not, spend not or spend a lot |
One thing seems clear -- people are more willing to be in
debt today than previously. Shannon Surly, 34, of Waterloo, Iowa, says, "I
am baffled to see people in my age bracket who are able to go out and buy a new
car every year, who go out and buy $250,000 houses. I think they're in debt up
to their eyeballs."
They probably are. Paul Laviola,
a certified financial planner with Financial Planning Solutions
Inc., in Media, Pa., says, "A big problem is the easy access
to credit and credit cards. With the previous generation, getting
credit was difficult. Today it's a matter of filling out a credit
card form or going on the Internet. People are in an unimaginable
amount of debt. And not just low-income people but wealthy people,
too. All along the spectrum. And I think it's the easy access to
credit that's the driver. Before you didn't have that."
In fact, in the United States consumer debt is at
an all-time high. Certified financial planner Stacy Francis of Francis
Financial says, "The savings rate is actually negative. I know
it sounds odd. How can a savings rate be negative? But it's actually
because a lot of people are spending more than they're earning.
And the real question is: Why are we doing this? Why are we buying
things we can't necessarily afford?"
thinks two major factors lead to overspending -- power and happiness. "I
think there's a real problem with the misconception that having the power of spending
equals your value. There's almost an equation that having money plus spending
it equals power. What people can buy also really impacts their confidence."
Who, after all, hasn't gone shopping to celebrate
a good day ... or a bad one?
Second, says Francis, people still think money can
buy happiness. "The more money you have, the more you can spend,
the happier you'll be. And that's something that is definitely not
Francis cites a study conducted by economist Richard
Easterlin at the University of Southern California. He found that
the amount of money people needed to make them happy was $40,000
a year. Once basic needs were met, increased money didn't really
change how happy people actually were.
At one time, needs -- versus wants -- were relatively simple: shelter,
food and water.
As more and more goods were produced, "needs"
became more complicated and included things like telephones, hot
and cold running water, TVs and today, cell phones, iPods, high-speed
Internet and two cars. Not just a chicken in every pot, but a high-definition,
flat-panel TV with surround sound in every room. Society changed
and so did our needs, or at least our perceived needs.
"When I grew up it was, 'What did you need?'"
says Carol Noreen, 52, of Madison, Wis. "Now [young adults]
need a computer and they need a cell phone and they need digital
cable access. Where did this concept come from that these things
aren't luxuries anymore, that they're things you need to exist in

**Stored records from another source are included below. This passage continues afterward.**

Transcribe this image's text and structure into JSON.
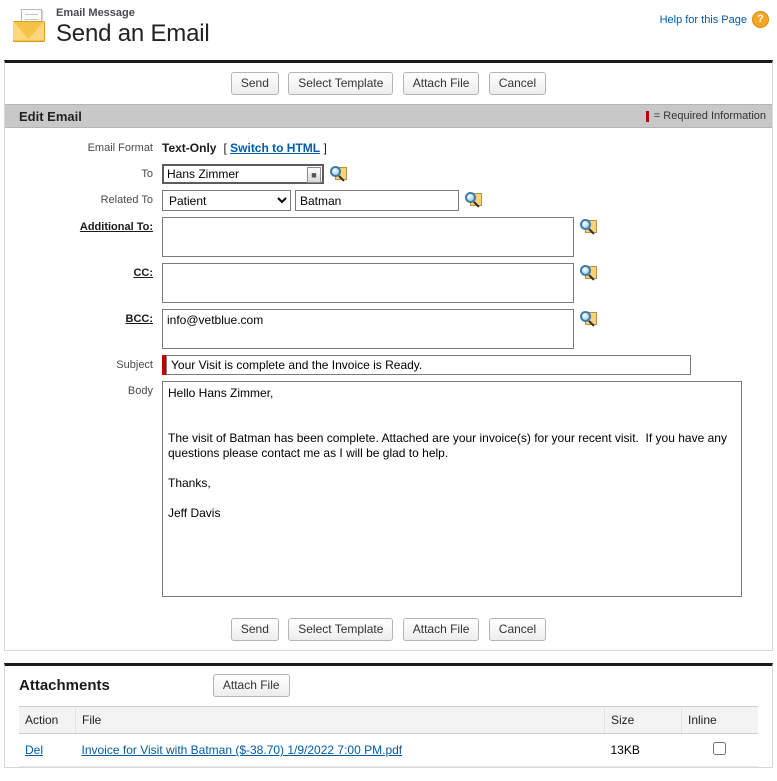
{
  "header": {
    "kicker": "Email Message",
    "title": "Send an Email",
    "icon": "envelope-icon",
    "help_label": "Help for this Page",
    "help_icon": "question-mark-icon"
  },
  "toolbar": {
    "send_label": "Send",
    "select_template_label": "Select Template",
    "attach_file_label": "Attach File",
    "cancel_label": "Cancel"
  },
  "edit_section": {
    "title": "Edit Email",
    "required_legend": "= Required Information"
  },
  "form": {
    "email_format": {
      "label": "Email Format",
      "value": "Text-Only",
      "switch_open": "[",
      "switch_link": "Switch to HTML",
      "switch_close": "]"
    },
    "to": {
      "label": "To",
      "value": "Hans Zimmer",
      "lookup_icon": "lookup-magnifier-icon"
    },
    "related_to": {
      "label": "Related To",
      "selected_option": "Patient",
      "options": [
        "Patient"
      ],
      "value": "Batman",
      "lookup_icon": "lookup-magnifier-icon"
    },
    "additional_to": {
      "label": "Additional To:",
      "value": "",
      "lookup_icon": "lookup-magnifier-icon"
    },
    "cc": {
      "label": "CC:",
      "value": "",
      "lookup_icon": "lookup-magnifier-icon"
    },
    "bcc": {
      "label": "BCC:",
      "value": "info@vetblue.com",
      "lookup_icon": "lookup-magnifier-icon"
    },
    "subject": {
      "label": "Subject",
      "value": "Your Visit is complete and the Invoice is Ready."
    },
    "body": {
      "label": "Body",
      "value": "Hello Hans Zimmer,\n\n\nThe visit of Batman has been complete. Attached are your invoice(s) for your recent visit.  If you have any questions please contact me as I will be glad to help.\n\nThanks,\n\nJeff Davis"
    }
  },
  "attachments": {
    "title": "Attachments",
    "attach_file_label": "Attach File",
    "columns": {
      "action": "Action",
      "file": "File",
      "size": "Size",
      "inline": "Inline"
    },
    "rows": [
      {
        "action": "Del",
        "file": "Invoice for Visit with Batman ($-38.70) 1/9/2022 7:00 PM.pdf",
        "size": "13KB",
        "inline_checked": false
      }
    ]
  },
  "colors": {
    "link": "#015ba7",
    "required": "#c00000",
    "section_bar": "#c8c8c8",
    "accent_envelope": "#f6c347"
  }
}
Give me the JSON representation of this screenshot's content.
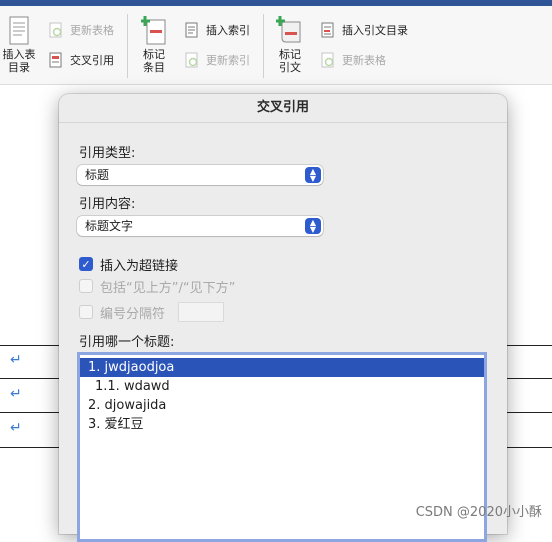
{
  "ribbon": {
    "insert_toc_label": "插入表\n目录",
    "update_table_1": "更新表格",
    "cross_reference": "交叉引用",
    "mark_entry_label": "标记\n条目",
    "insert_index": "插入索引",
    "update_index": "更新索引",
    "mark_citation_label": "标记\n引文",
    "insert_toa": "插入引文目录",
    "update_table_2": "更新表格"
  },
  "document": {
    "paragraph_mark": "↵"
  },
  "dialog": {
    "title": "交叉引用",
    "ref_type_label": "引用类型:",
    "ref_type_value": "标题",
    "ref_content_label": "引用内容:",
    "ref_content_value": "标题文字",
    "insert_hyperlink_label": "插入为超链接",
    "insert_hyperlink_checked": true,
    "include_above_below_label": "包括“见上方”/“见下方”",
    "separate_numbers_label": "编号分隔符",
    "which_heading_label": "引用哪一个标题:",
    "headings": [
      {
        "text": "1. jwdjaodjoa",
        "selected": true
      },
      {
        "text": "1.1. wdawd",
        "selected": false
      },
      {
        "text": "2. djowajida",
        "selected": false
      },
      {
        "text": "3. 爱红豆",
        "selected": false
      }
    ]
  },
  "watermark": "CSDN @2020小小酥",
  "colors": {
    "accent": "#2e5ccf",
    "selection": "#2b54b8",
    "paragraph_mark": "#3a7bd5"
  }
}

"How did we do it before having a cell
phone?" says Laviola. "I can't imagine it today. And it
seems like we're going down that slippery slope of: We need to have
a cell phone. I couldn't imagine watching TV on a black-and-white
19-inch. Can you?"